- [WHAT IS REQUIRED] Once the pictures are set aside, reproduce the entries below exactly.

+++++

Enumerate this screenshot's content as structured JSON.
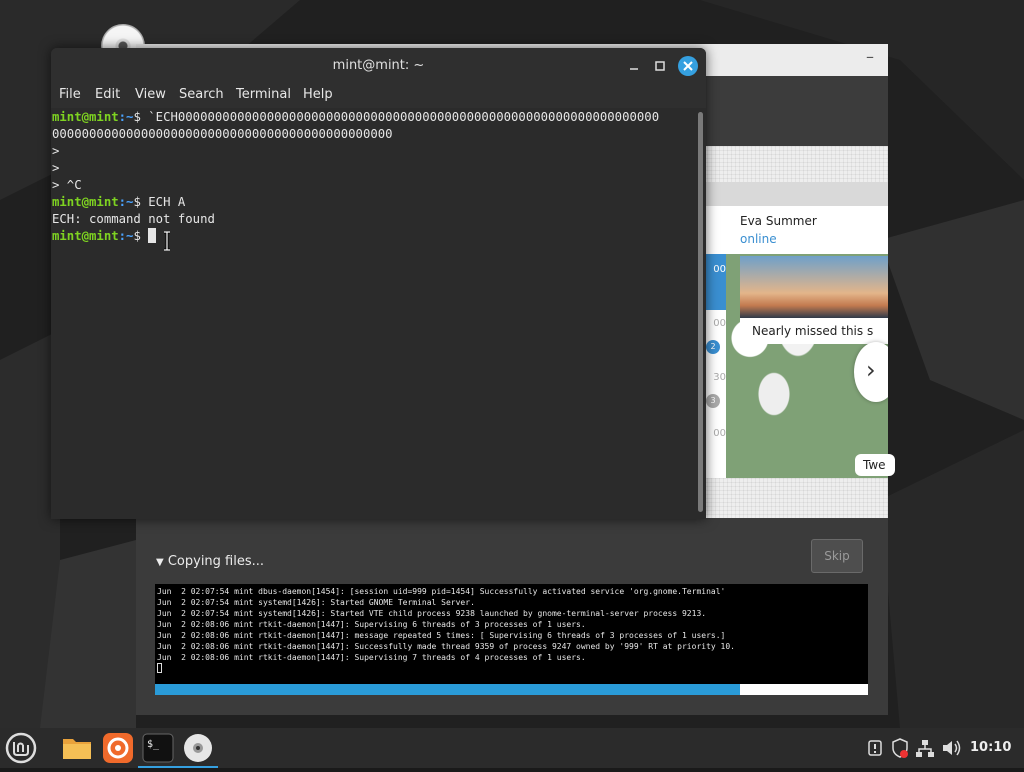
{
  "terminal": {
    "title": "mint@mint: ~",
    "menu": [
      "File",
      "Edit",
      "View",
      "Search",
      "Terminal",
      "Help"
    ],
    "prompt_user": "mint@mint",
    "prompt_path": ":~",
    "prompt_symbol": "$ ",
    "lines": {
      "l1_cmd": "`ECH00000000000000000000000000000000000000000000000000000000000000000",
      "l2_text": "0000000000000000000000000000000000000000000000",
      "l3_text": ">",
      "l4_text": ">",
      "l5_text": "> ^C",
      "l6_cmd": "ECH A",
      "l7_text": "ECH: command not found",
      "l8_cmd": ""
    }
  },
  "installer": {
    "slideshow": {
      "contact_name": "Eva Summer",
      "contact_status": "online",
      "photo_caption": "Nearly missed this s",
      "bubble_text": "Twe",
      "sidebar_numbers": [
        "00",
        "00",
        "30",
        "00"
      ],
      "badge_2": "2",
      "badge_3": "3"
    },
    "copy_label": "Copying files...",
    "skip_label": "Skip",
    "log_lines": [
      "Jun  2 02:07:54 mint dbus-daemon[1454]: [session uid=999 pid=1454] Successfully activated service 'org.gnome.Terminal'",
      "Jun  2 02:07:54 mint systemd[1426]: Started GNOME Terminal Server.",
      "Jun  2 02:07:54 mint systemd[1426]: Started VTE child process 9238 launched by gnome-terminal-server process 9213.",
      "Jun  2 02:08:06 mint rtkit-daemon[1447]: Supervising 6 threads of 3 processes of 1 users.",
      "Jun  2 02:08:06 mint rtkit-daemon[1447]: message repeated 5 times: [ Supervising 6 threads of 3 processes of 1 users.]",
      "Jun  2 02:08:06 mint rtkit-daemon[1447]: Successfully made thread 9359 of process 9247 owned by '999' RT at priority 10.",
      "Jun  2 02:08:06 mint rtkit-daemon[1447]: Supervising 7 threads of 4 processes of 1 users."
    ],
    "progress": 0.82
  },
  "taskbar": {
    "clock": "10:10",
    "apps": [
      "mint-menu-icon",
      "files-icon",
      "firefox-icon",
      "terminal-icon",
      "install-disc-icon"
    ],
    "terminal_glyph": "$_"
  },
  "colors": {
    "accent": "#35a0e0",
    "prompt_green": "#7ed321",
    "prompt_blue": "#4aa3ff"
  }
}
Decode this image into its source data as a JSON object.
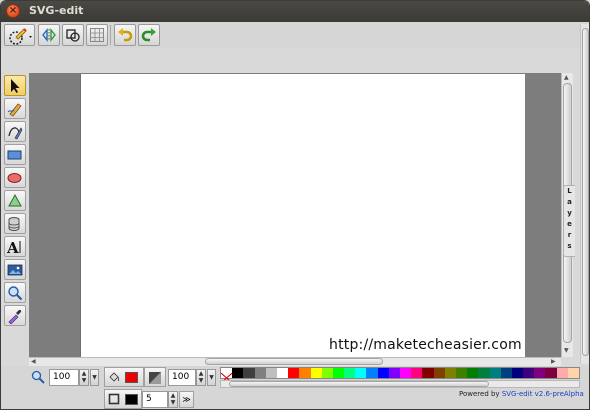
{
  "window": {
    "title": "SVG-edit"
  },
  "toolbar": {
    "logo_icon": "svg-edit-logo-icon",
    "buttons": [
      "wireframe-icon",
      "source-icon",
      "grid-icon",
      "undo-icon",
      "redo-icon"
    ]
  },
  "left_tools": [
    "select-icon",
    "pencil-icon",
    "path-icon",
    "rect-icon",
    "ellipse-icon",
    "polygon-icon",
    "library-icon",
    "text-icon",
    "image-icon",
    "zoom-icon",
    "eyedropper-icon"
  ],
  "layers_panel": {
    "label": "Layers"
  },
  "bottom": {
    "zoom_value": "100",
    "fill_opacity": "100",
    "stroke_width": "5",
    "fill_color": "#ee0000",
    "stroke_color": "#000000",
    "more_label": "≫"
  },
  "palette": [
    "#000000",
    "#3f3f3f",
    "#7f7f7f",
    "#bfbfbf",
    "#ffffff",
    "#ff0000",
    "#ff7f00",
    "#ffff00",
    "#7fff00",
    "#00ff00",
    "#00ff7f",
    "#00ffff",
    "#007fff",
    "#0000ff",
    "#7f00ff",
    "#ff00ff",
    "#ff007f",
    "#7f0000",
    "#7f3f00",
    "#7f7f00",
    "#3f7f00",
    "#007f00",
    "#007f3f",
    "#007f7f",
    "#003f7f",
    "#00007f",
    "#3f007f",
    "#7f007f",
    "#7f003f",
    "#ffaaaa",
    "#ffd4aa"
  ],
  "footer": {
    "powered_prefix": "Powered by",
    "powered_link": "SVG-edit v2.6-preAlpha"
  },
  "watermark": "http://maketecheasier.com"
}
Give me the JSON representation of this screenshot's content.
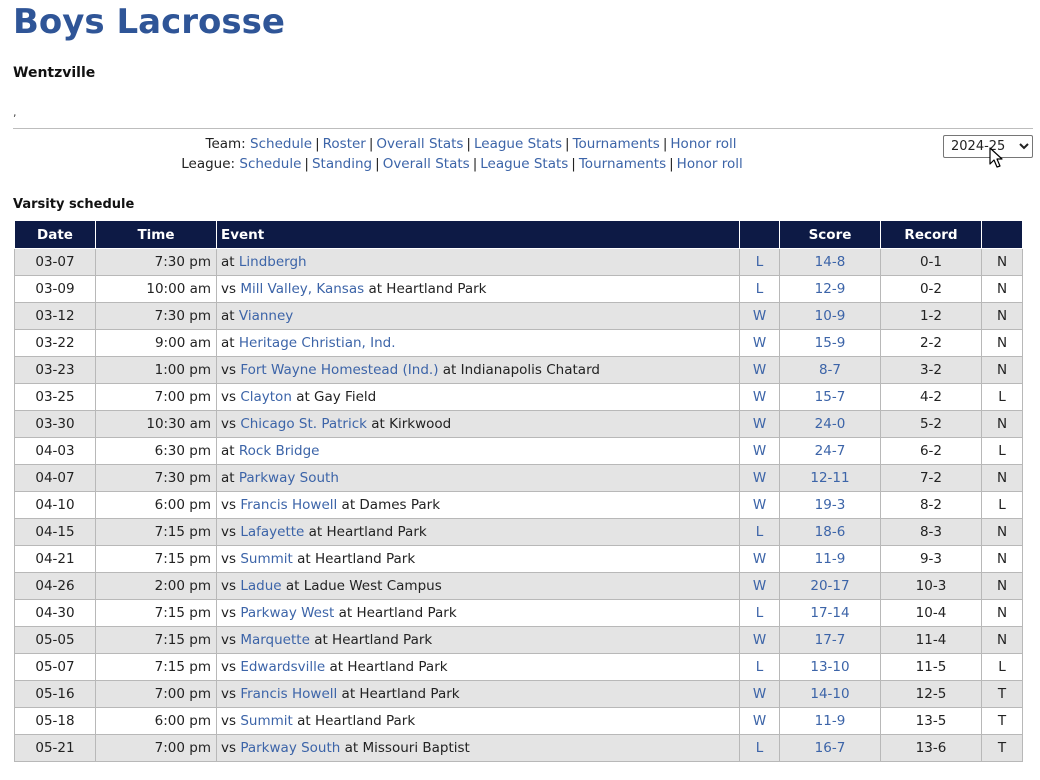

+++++

- [PROBLEM SOLUTION]
Enumerate this screenshot's content as structured JSON.
{
  "terminal": {
    "title": "mint@mint: ~",
    "menu": [
      "File",
      "Edit",
      "View",
      "Search",
      "Terminal",
      "Help"
    ],
    "prompt_user": "mint@mint",
    "prompt_path": ":~",
    "prompt_symbol": "$ ",
    "lines": {
      "l1_cmd": "`ECH00000000000000000000000000000000000000000000000000000000000000000",
      "l2_text": "0000000000000000000000000000000000000000000000",
      "l3_text": ">",
      "l4_text": ">",
      "l5_text": "> ^C",
      "l6_cmd": "ECH A",
      "l7_text": "ECH: command not found",
      "l8_cmd": ""
    }
  },
  "installer": {
    "slideshow": {
      "contact_name": "Eva Summer",
      "contact_status": "online",
      "photo_caption": "Nearly missed this s",
      "bubble_text": "Twe",
      "sidebar_numbers": [
        "00",
        "00",
        "30",
        "00"
      ],
      "badge_2": "2",
      "badge_3": "3"
    },
    "copy_label": "Copying files...",
    "skip_label": "Skip",
    "log_lines": [
      "Jun  2 02:07:54 mint dbus-daemon[1454]: [session uid=999 pid=1454] Successfully activated service 'org.gnome.Terminal'",
      "Jun  2 02:07:54 mint systemd[1426]: Started GNOME Terminal Server.",
      "Jun  2 02:07:54 mint systemd[1426]: Started VTE child process 9238 launched by gnome-terminal-server process 9213.",
      "Jun  2 02:08:06 mint rtkit-daemon[1447]: Supervising 6 threads of 3 processes of 1 users.",
      "Jun  2 02:08:06 mint rtkit-daemon[1447]: message repeated 5 times: [ Supervising 6 threads of 3 processes of 1 users.]",
      "Jun  2 02:08:06 mint rtkit-daemon[1447]: Successfully made thread 9359 of process 9247 owned by '999' RT at priority 10.",
      "Jun  2 02:08:06 mint rtkit-daemon[1447]: Supervising 7 threads of 4 processes of 1 users."
    ],
    "progress": 0.82
  },
  "taskbar": {
    "clock": "10:10",
    "apps": [
      "mint-menu-icon",
      "files-icon",
      "firefox-icon",
      "terminal-icon",
      "install-disc-icon"
    ],
    "terminal_glyph": "$_"
  },
  "colors": {
    "accent": "#35a0e0",
    "prompt_green": "#7ed321",
    "prompt_blue": "#4aa3ff"
  }
}
Decode this image into its source data as a JSON object.
{
  "window": {
    "title": "SVG-edit"
  },
  "toolbar": {
    "logo_icon": "svg-edit-logo-icon",
    "buttons": [
      "wireframe-icon",
      "source-icon",
      "grid-icon",
      "undo-icon",
      "redo-icon"
    ]
  },
  "left_tools": [
    "select-icon",
    "pencil-icon",
    "path-icon",
    "rect-icon",
    "ellipse-icon",
    "polygon-icon",
    "library-icon",
    "text-icon",
    "image-icon",
    "zoom-icon",
    "eyedropper-icon"
  ],
  "layers_panel": {
    "label": "Layers"
  },
  "bottom": {
    "zoom_value": "100",
    "fill_opacity": "100",
    "stroke_width": "5",
    "fill_color": "#ee0000",
    "stroke_color": "#000000",
    "more_label": "≫"
  },
  "palette": [
    "#000000",
    "#3f3f3f",
    "#7f7f7f",
    "#bfbfbf",
    "#ffffff",
    "#ff0000",
    "#ff7f00",
    "#ffff00",
    "#7fff00",
    "#00ff00",
    "#00ff7f",
    "#00ffff",
    "#007fff",
    "#0000ff",
    "#7f00ff",
    "#ff00ff",
    "#ff007f",
    "#7f0000",
    "#7f3f00",
    "#7f7f00",
    "#3f7f00",
    "#007f00",
    "#007f3f",
    "#007f7f",
    "#003f7f",
    "#00007f",
    "#3f007f",
    "#7f007f",
    "#7f003f",
    "#ffaaaa",
    "#ffd4aa"
  ],
  "footer": {
    "powered_prefix": "Powered by",
    "powered_link": "SVG-edit v2.6-preAlpha"
  },
  "watermark": "http://maketecheasier.com"
}
Give me the JSON representation of this screenshot's content.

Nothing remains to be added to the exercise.